“The best advertising isn’t advertising“. – Ajar Ahem
Brand ambassadorship is nothing new. Whether it’s Michael Clarke being given an Audi to zoom around Sydney in, or the momentary flash of a Cartier watch on Hollywood’s latest ‘It Girl’, celebrity endorsement has been a tried and true method of associating brands with the cachet of white hot fame and prestige, and in turn increasing brand equity and sales. In the digital age, this practice has been repackaged as ‘influencer marketing’, and has undergone some noticeable refinements.
No longer do brands have to rely on haphazard logo sightings or photo ops. Influencer marketing makes product placement trackable, feel more natural and directly matched to the person viewing it. Brands can talk to a niche of dedicated followers like never before. Know who @jermzlee is? Neither did I. But 340,000 pug lovers do. And love him.
Given the historical reliability of word of mouth sales, it should come as no surprise that influencer marketing is touted as the next big thing in advertising. With potential returns in excess of ten times paid digital advertising, this powerful, social and sexy endorsement, is gaining immediate and measurable traction across brands big and small.
The attractions are clear, as display advertising fatigue spreads, influencer marketing comes as a refreshing and social connection to a brand that doesn’t obviously interrupt the customer’s daily online interactions.

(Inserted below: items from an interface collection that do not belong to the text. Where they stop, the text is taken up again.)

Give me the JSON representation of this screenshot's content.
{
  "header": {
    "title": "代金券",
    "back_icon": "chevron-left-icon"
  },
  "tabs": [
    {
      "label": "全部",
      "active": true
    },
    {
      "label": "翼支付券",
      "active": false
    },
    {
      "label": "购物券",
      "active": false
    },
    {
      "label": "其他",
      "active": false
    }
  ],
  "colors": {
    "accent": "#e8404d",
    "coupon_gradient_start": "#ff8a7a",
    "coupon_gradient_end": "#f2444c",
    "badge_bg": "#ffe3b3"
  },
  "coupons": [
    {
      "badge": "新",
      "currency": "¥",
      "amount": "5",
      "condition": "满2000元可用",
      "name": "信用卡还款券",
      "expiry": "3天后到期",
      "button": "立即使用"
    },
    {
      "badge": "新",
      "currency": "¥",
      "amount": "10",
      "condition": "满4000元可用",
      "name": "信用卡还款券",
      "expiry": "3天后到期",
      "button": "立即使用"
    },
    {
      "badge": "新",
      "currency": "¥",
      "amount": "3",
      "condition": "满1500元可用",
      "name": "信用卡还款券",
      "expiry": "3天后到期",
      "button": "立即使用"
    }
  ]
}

Consumers have an expectation that the influencers they follow have some degree of corporate sponsorship, so the barriers are already reduced in getting the product to the desired market.
For the marketer, the upsides are loyal customer engagement, targetable and measurable campaigns that are yielding some very attractive ROI. As an added bonus it dovetails neatly into social media strategies as well as having a positive effect on SEO through sharing.
Having a niche influencer promote your product also contains the risk of celebrity endorsement. Despite being well-known to your target market, your chosen influencer is unlikely to carry the media profile and volatility of say a Martha Stewart or Grant Hackett when times get tough. There’s also a much lower cost to entry than well-known celebrities, with product placement starting from only hundreds, or even free.
Influencer marketing is a calculated risk, one that can produce unexpectedly great returns. As social and commercial spheres increasingly overlap, influencer marketing offers an opportunity to engage with a consumer’s personality and interests. It’s an opportunity to build authenticity in an increasingly cynical world, and harvest loyal customer interactions leveraging aspirational spokespeople. As Mark Zuckerberg put it, “the most successful technology has social interaction as its DNA”. It seems this is holding true for brands.
Michael Bates is an Account Director at BCM